+++ Data for analysis +++

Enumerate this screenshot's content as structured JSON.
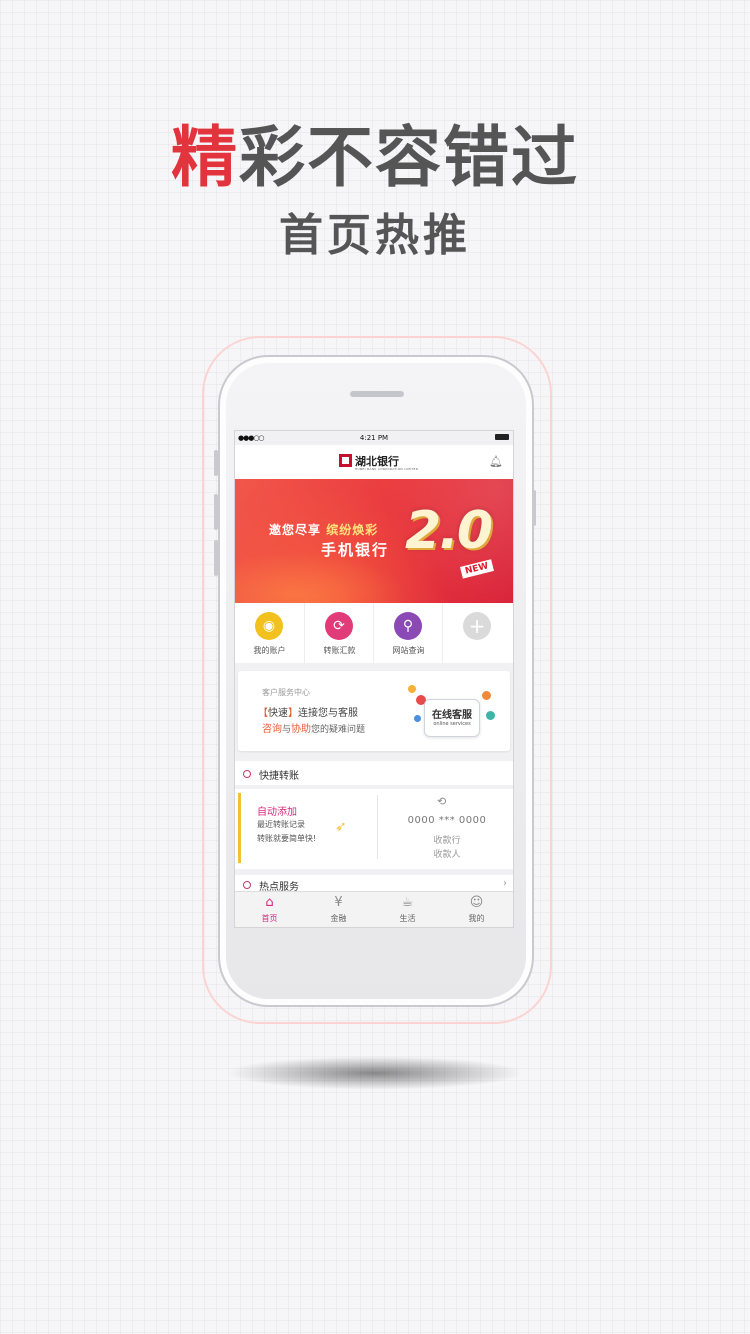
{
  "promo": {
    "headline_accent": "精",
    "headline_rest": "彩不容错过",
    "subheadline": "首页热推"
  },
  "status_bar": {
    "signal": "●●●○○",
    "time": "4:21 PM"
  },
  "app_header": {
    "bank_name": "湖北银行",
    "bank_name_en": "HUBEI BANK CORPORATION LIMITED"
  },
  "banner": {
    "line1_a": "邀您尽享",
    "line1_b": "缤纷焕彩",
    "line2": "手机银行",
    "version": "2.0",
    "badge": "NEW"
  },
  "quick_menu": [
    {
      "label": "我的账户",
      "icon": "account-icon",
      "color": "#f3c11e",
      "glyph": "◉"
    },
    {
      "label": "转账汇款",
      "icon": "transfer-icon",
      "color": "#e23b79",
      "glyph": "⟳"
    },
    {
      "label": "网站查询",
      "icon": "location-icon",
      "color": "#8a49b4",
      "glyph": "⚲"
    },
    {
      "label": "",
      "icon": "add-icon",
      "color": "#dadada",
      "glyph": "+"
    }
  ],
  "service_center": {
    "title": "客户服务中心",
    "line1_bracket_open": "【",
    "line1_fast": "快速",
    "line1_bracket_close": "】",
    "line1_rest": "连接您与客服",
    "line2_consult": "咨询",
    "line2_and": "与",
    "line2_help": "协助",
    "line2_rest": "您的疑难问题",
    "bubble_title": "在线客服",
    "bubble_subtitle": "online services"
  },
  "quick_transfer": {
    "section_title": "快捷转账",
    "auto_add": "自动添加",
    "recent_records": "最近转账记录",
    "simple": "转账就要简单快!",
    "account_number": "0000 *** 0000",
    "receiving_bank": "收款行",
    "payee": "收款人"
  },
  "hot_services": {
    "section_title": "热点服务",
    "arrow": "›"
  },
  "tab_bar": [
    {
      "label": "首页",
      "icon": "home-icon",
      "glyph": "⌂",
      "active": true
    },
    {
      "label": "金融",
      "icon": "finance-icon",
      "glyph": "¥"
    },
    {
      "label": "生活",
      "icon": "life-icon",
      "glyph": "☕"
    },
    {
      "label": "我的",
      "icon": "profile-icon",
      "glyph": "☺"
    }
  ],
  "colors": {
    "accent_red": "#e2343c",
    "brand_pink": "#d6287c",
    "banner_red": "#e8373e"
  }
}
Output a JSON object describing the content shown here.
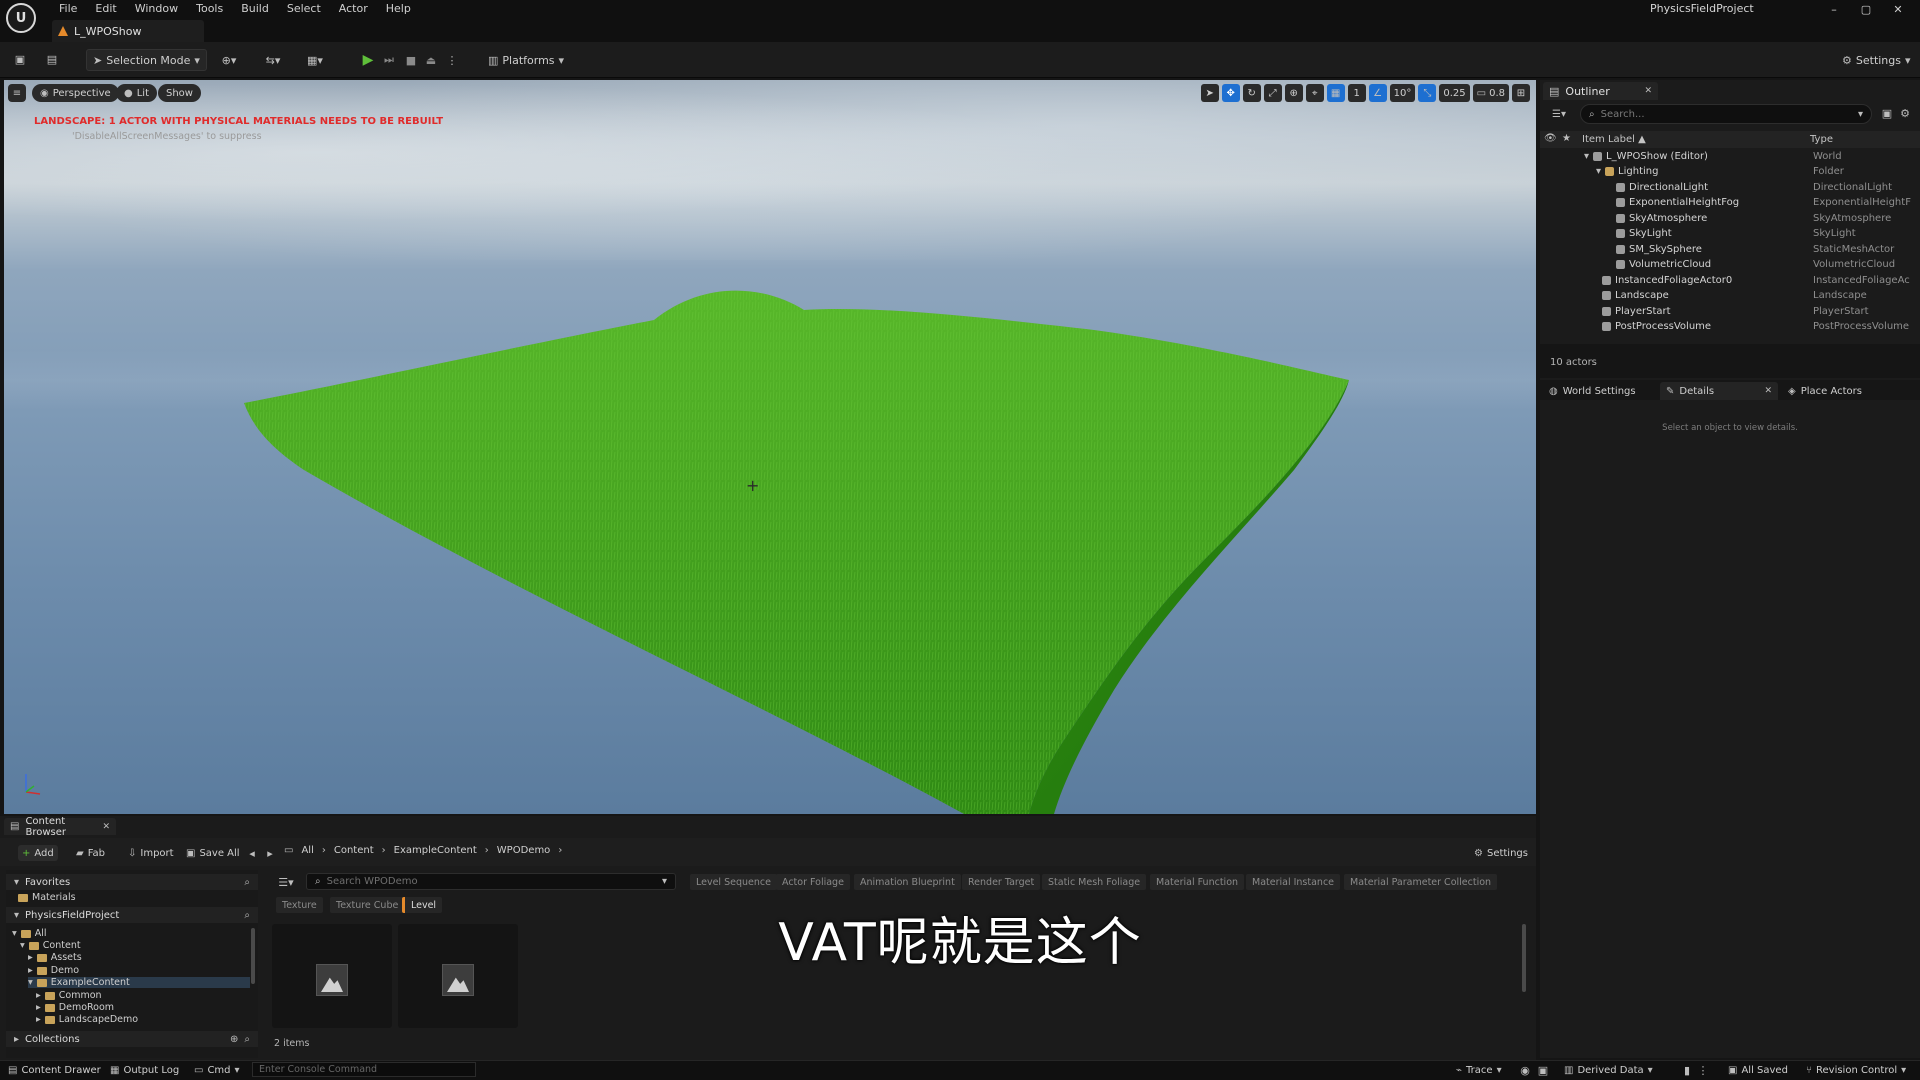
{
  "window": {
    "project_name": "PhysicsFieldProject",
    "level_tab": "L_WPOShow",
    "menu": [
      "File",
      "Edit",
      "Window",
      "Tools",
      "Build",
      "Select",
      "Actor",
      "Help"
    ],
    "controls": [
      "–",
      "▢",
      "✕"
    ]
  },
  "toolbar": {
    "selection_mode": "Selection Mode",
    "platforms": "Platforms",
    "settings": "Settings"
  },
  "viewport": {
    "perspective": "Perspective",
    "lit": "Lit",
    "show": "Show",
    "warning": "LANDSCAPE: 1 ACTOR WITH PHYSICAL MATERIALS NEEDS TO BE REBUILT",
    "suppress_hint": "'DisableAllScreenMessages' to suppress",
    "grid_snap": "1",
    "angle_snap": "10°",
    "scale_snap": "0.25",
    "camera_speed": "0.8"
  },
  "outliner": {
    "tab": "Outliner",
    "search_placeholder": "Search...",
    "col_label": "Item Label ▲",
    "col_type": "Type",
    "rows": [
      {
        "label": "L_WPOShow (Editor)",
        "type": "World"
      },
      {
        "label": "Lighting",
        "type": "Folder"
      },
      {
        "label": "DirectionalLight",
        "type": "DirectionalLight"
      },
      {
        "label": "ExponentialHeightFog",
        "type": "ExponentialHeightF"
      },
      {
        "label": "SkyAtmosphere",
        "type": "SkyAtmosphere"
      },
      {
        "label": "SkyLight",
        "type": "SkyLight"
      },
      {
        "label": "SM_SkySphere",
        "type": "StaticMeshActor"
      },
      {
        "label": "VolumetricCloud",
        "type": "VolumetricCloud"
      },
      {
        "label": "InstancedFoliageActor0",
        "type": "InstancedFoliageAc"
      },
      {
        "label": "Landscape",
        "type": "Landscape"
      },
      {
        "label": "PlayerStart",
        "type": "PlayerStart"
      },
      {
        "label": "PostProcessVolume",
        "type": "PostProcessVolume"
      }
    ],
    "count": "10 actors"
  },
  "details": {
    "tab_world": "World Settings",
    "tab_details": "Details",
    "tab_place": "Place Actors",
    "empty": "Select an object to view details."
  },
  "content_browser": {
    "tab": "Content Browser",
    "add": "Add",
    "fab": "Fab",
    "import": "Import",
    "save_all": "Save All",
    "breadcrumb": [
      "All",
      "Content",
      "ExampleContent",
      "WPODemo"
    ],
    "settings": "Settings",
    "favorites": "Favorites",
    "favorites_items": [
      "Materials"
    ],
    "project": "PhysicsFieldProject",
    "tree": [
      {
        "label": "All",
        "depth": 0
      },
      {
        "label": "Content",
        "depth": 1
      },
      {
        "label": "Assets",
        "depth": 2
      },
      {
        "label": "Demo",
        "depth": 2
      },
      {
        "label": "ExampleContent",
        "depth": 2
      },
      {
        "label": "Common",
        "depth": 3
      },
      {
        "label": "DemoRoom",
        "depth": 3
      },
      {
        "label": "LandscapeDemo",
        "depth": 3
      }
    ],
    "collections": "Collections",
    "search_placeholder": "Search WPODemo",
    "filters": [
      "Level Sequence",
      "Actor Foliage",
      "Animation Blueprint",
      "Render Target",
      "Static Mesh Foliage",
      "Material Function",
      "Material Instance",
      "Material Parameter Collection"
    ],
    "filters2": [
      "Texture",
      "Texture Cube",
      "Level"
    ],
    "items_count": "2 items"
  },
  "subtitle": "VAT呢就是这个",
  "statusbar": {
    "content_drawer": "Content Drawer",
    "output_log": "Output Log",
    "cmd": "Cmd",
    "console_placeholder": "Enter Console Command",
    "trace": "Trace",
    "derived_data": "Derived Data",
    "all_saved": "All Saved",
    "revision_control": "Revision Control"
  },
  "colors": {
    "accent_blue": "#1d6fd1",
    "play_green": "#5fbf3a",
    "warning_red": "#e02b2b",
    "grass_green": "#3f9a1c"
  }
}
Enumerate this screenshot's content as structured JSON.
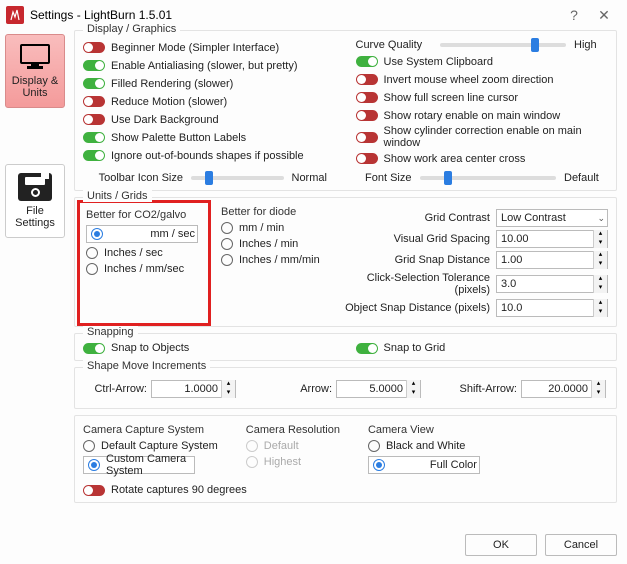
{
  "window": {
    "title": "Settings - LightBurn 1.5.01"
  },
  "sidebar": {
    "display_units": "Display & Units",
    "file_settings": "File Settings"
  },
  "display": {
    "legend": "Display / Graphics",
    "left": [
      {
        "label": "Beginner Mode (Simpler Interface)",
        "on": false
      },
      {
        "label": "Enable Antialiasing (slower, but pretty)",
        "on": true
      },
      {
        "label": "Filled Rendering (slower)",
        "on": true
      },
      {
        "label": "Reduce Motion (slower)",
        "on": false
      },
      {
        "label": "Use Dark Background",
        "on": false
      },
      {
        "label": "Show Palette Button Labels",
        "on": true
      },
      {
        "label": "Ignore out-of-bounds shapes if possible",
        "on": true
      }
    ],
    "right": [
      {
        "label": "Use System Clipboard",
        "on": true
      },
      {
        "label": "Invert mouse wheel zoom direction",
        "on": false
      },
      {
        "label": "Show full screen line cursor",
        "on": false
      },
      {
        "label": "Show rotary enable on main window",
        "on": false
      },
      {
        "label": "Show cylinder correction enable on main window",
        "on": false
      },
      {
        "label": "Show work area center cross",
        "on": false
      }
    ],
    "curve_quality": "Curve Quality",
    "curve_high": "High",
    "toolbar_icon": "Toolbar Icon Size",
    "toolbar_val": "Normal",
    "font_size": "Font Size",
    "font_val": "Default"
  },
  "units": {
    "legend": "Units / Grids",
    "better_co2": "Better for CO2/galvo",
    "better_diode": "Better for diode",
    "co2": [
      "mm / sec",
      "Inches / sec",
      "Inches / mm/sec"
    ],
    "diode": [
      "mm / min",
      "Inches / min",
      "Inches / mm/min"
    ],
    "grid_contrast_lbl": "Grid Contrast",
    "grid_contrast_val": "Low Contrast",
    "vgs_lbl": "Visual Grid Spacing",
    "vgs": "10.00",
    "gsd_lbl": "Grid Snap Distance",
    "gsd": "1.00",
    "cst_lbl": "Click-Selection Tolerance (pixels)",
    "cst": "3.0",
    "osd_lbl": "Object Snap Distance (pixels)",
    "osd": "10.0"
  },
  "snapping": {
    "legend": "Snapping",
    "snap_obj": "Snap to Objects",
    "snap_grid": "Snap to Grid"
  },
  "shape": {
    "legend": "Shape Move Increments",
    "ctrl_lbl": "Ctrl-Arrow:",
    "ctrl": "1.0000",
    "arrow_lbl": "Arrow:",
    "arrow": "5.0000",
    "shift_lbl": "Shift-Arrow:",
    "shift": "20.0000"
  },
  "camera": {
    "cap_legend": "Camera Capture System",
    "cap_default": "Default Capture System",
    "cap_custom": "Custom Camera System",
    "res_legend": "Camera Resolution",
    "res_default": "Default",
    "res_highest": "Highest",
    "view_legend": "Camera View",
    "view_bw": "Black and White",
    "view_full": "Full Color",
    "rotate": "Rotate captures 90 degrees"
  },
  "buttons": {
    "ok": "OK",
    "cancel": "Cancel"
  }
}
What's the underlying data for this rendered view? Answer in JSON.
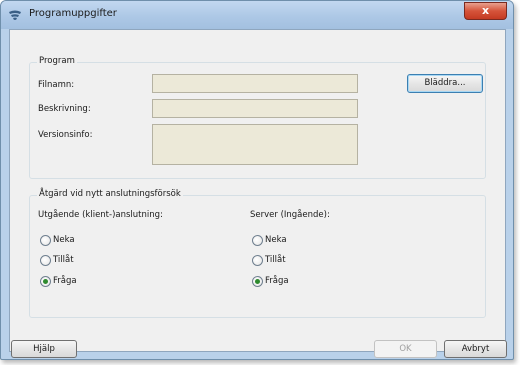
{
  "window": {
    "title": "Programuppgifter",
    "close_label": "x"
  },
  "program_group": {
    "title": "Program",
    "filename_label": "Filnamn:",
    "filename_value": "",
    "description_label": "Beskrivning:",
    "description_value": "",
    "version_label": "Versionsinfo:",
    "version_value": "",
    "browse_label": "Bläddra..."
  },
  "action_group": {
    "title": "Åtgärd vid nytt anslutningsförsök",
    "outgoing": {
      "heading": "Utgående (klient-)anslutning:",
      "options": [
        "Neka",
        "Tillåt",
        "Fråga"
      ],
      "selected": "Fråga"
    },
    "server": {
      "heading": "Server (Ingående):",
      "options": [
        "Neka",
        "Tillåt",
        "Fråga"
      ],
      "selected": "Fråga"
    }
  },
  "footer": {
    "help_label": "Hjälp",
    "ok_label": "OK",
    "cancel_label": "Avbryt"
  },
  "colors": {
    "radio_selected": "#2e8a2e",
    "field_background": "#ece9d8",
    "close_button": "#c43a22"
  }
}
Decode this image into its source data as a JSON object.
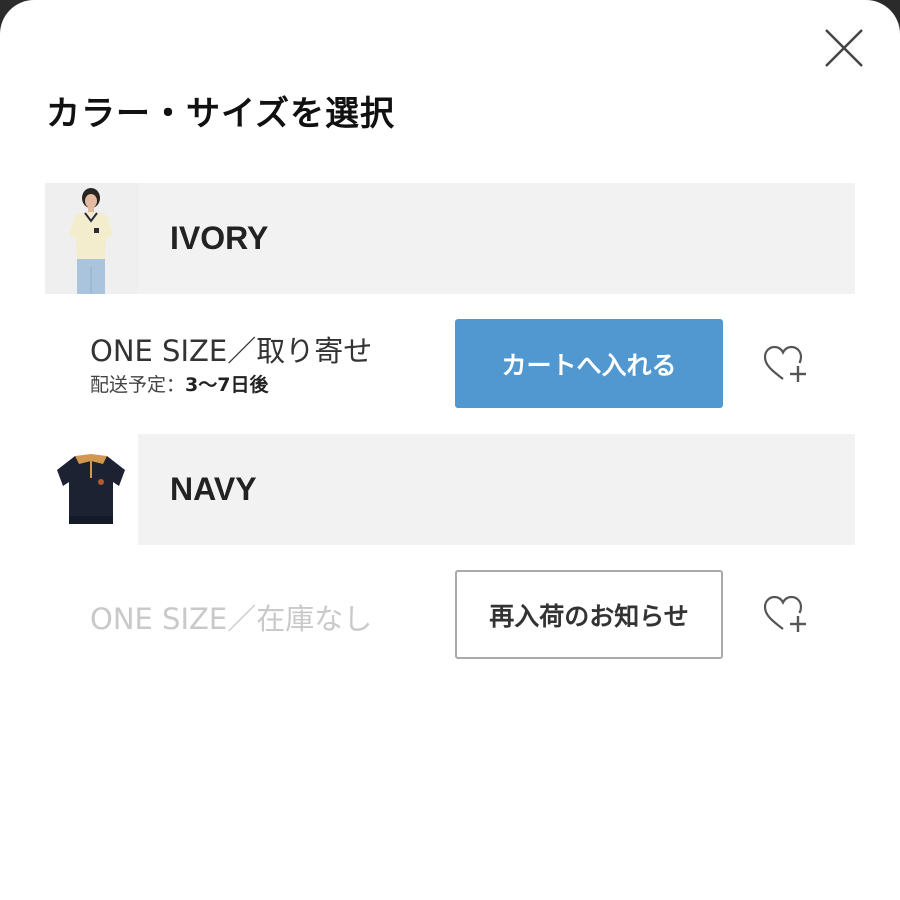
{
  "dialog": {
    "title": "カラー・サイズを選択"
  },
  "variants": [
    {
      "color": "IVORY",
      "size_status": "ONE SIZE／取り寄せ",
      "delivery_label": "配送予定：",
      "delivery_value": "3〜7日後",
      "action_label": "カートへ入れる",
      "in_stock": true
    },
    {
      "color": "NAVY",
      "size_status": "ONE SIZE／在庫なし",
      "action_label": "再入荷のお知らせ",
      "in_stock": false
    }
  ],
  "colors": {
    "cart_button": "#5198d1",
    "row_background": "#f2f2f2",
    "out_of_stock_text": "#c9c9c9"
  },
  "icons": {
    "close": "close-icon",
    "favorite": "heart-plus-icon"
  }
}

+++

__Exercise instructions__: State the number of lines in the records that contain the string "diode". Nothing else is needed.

__Problem solution__: 2